>>>>>

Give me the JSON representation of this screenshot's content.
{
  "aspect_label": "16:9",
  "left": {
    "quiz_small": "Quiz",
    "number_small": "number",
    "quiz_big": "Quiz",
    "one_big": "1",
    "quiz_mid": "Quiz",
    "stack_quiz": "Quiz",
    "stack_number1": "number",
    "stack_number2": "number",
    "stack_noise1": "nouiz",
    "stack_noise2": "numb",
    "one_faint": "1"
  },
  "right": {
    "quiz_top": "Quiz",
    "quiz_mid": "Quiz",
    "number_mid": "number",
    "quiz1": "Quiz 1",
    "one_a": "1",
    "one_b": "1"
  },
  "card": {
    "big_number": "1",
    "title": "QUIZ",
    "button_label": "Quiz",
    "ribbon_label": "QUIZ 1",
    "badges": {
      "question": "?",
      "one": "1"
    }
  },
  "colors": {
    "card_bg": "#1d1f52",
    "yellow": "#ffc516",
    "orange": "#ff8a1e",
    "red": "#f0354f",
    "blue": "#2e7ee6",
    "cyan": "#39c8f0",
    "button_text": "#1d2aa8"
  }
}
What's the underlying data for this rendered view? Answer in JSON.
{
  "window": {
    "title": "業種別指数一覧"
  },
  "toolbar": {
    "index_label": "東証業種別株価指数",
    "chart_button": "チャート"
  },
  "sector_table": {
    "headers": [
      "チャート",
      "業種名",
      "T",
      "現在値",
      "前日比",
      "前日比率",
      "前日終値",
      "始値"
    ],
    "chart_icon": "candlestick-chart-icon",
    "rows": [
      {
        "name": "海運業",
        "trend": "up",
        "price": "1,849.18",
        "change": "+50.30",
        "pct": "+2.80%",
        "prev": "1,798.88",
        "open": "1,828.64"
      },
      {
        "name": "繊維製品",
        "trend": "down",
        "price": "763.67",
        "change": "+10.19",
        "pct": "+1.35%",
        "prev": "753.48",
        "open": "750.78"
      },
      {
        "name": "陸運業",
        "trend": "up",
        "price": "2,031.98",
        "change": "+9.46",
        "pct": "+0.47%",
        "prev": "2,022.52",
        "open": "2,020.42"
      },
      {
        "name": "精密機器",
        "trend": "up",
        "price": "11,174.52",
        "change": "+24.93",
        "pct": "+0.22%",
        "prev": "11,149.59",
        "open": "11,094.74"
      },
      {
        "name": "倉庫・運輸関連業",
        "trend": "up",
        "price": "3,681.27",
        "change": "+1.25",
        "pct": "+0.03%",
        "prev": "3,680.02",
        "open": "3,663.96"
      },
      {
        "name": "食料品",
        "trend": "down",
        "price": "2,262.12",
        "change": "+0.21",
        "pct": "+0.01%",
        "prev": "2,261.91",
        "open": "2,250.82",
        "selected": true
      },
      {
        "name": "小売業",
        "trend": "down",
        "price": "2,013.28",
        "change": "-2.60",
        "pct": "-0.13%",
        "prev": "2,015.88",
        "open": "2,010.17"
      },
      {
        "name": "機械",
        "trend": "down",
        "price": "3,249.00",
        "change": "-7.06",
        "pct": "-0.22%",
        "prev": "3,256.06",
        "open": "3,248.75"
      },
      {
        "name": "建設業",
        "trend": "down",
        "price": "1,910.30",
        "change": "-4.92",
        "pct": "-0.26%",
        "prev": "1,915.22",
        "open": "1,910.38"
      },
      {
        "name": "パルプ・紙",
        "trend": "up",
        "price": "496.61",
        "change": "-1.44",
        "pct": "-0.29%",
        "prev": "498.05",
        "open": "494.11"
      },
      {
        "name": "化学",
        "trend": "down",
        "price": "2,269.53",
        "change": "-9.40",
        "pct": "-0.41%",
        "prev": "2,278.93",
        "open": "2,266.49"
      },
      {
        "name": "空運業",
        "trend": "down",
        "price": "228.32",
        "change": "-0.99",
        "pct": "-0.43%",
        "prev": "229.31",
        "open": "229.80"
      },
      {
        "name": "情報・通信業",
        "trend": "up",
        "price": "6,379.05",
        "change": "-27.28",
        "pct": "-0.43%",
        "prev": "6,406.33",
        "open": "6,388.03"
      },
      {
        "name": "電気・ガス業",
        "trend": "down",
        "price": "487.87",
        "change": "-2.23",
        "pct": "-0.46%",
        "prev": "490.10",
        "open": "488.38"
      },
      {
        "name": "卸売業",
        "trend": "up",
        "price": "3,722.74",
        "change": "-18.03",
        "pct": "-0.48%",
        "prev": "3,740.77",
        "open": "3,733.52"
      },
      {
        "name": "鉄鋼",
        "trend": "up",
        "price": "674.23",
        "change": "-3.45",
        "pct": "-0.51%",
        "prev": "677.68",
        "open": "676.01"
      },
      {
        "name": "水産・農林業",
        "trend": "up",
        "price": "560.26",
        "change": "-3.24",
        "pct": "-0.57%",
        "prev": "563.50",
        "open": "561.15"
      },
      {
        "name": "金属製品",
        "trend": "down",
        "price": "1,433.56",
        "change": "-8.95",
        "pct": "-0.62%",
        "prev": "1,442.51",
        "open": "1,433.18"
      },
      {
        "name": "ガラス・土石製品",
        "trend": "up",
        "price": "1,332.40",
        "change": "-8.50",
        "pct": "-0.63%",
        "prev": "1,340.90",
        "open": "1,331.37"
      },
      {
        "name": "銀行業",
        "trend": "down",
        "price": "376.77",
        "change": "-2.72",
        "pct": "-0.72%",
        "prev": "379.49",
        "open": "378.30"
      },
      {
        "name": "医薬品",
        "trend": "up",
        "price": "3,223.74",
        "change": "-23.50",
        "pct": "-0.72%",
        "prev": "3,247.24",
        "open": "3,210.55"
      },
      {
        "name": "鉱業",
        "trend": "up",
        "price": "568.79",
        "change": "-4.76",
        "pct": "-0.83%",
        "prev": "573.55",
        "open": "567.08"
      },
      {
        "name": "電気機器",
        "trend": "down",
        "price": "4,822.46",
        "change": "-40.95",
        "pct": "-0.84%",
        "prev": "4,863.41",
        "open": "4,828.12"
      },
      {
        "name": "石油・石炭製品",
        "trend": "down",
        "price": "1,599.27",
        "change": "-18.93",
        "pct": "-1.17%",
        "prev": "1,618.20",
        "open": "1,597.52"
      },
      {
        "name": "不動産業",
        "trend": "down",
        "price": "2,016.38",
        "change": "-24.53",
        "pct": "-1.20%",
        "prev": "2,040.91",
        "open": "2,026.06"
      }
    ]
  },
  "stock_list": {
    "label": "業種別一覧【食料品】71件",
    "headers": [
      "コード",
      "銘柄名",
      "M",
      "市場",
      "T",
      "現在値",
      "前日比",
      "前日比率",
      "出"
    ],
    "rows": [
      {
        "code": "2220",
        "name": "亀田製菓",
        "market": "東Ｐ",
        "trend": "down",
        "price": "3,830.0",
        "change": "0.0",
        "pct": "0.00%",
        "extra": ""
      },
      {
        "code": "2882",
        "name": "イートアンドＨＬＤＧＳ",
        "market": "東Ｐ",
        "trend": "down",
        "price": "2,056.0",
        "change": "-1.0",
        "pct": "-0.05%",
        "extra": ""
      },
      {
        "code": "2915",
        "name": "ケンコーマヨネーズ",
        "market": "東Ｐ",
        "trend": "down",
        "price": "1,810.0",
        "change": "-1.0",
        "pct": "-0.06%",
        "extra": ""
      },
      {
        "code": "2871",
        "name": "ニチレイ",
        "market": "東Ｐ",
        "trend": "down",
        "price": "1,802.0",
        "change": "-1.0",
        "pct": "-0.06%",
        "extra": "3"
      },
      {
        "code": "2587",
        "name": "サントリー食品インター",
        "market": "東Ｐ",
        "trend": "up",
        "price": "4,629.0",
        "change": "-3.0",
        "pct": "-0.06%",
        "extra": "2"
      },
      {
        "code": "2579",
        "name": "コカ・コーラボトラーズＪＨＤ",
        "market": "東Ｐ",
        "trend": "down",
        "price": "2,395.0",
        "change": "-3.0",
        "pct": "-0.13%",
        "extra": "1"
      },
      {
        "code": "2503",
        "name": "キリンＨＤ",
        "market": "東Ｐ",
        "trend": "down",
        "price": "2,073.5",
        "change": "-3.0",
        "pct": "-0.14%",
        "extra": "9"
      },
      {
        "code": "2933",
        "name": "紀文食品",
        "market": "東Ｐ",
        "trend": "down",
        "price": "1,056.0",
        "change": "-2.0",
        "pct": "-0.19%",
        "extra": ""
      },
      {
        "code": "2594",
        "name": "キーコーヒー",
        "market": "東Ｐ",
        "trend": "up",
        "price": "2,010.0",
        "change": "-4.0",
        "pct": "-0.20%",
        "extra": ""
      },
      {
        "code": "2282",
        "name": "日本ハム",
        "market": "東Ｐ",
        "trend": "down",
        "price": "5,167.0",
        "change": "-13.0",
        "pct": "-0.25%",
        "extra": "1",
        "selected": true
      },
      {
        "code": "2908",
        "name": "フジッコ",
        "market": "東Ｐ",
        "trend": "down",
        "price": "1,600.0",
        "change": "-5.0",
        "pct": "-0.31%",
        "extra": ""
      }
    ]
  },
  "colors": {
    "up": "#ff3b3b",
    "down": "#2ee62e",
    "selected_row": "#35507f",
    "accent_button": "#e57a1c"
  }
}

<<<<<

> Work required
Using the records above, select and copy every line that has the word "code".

> Your response
        "code": "2220",
        "code": "2882",
        "code": "2915",
        "code": "2871",
        "code": "2587",
        "code": "2579",
        "code": "2503",
        "code": "2933",
        "code": "2594",
        "code": "2282",
        "code": "2908",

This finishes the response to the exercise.